= WHAT YOU WILL DO =
Each line containing the string "JSON" should be copied out of the entries.

= INFORMATION GIVEN =
——————

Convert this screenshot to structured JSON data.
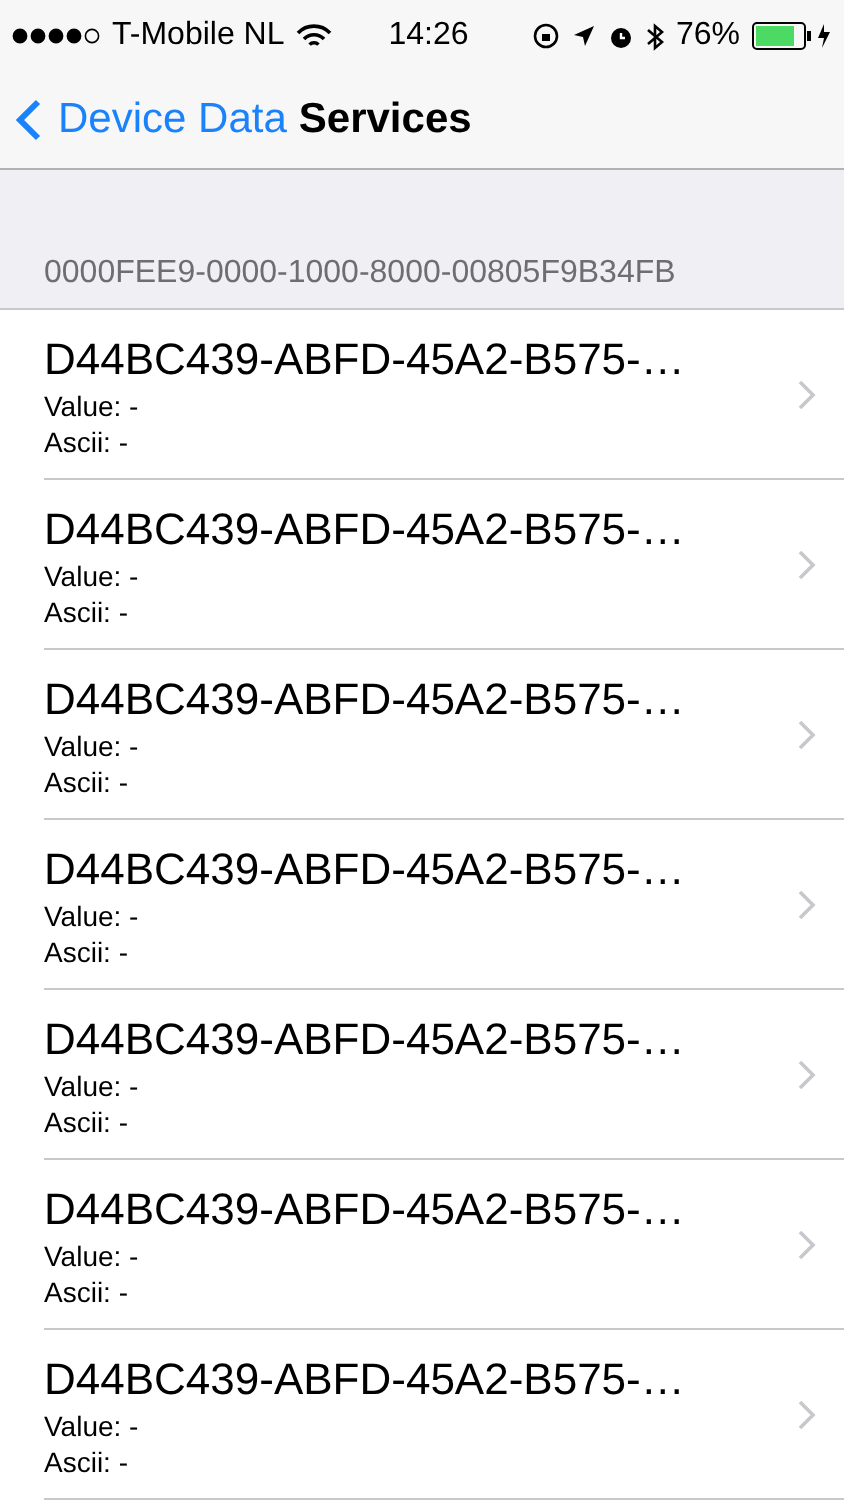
{
  "status_bar": {
    "carrier": "T-Mobile NL",
    "time": "14:26",
    "battery": "76%"
  },
  "nav": {
    "back": "Device Data",
    "title": "Services"
  },
  "section": {
    "header": "0000FEE9-0000-1000-8000-00805F9B34FB",
    "rows": [
      {
        "title": "D44BC439-ABFD-45A2-B575-…",
        "value": "Value: -",
        "ascii": "Ascii: -"
      },
      {
        "title": "D44BC439-ABFD-45A2-B575-…",
        "value": "Value: -",
        "ascii": "Ascii: -"
      },
      {
        "title": "D44BC439-ABFD-45A2-B575-…",
        "value": "Value: -",
        "ascii": "Ascii: -"
      },
      {
        "title": "D44BC439-ABFD-45A2-B575-…",
        "value": "Value: -",
        "ascii": "Ascii: -"
      },
      {
        "title": "D44BC439-ABFD-45A2-B575-…",
        "value": "Value: -",
        "ascii": "Ascii: -"
      },
      {
        "title": "D44BC439-ABFD-45A2-B575-…",
        "value": "Value: -",
        "ascii": "Ascii: -"
      },
      {
        "title": "D44BC439-ABFD-45A2-B575-…",
        "value": "Value: -",
        "ascii": "Ascii: -"
      }
    ]
  }
}
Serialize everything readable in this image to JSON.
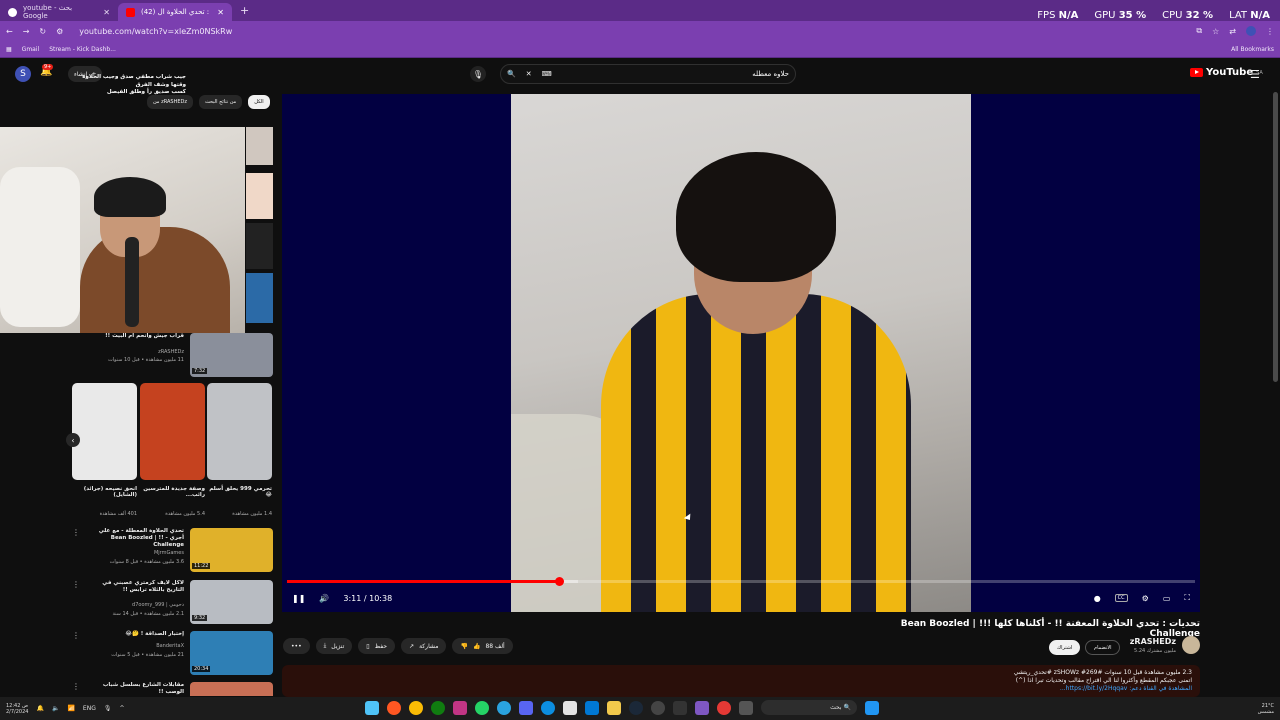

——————

= ANSWER TO THE EXERCISE =
Convert this screenshot to structured JSON data.
Serialize everything readable in this image to JSON.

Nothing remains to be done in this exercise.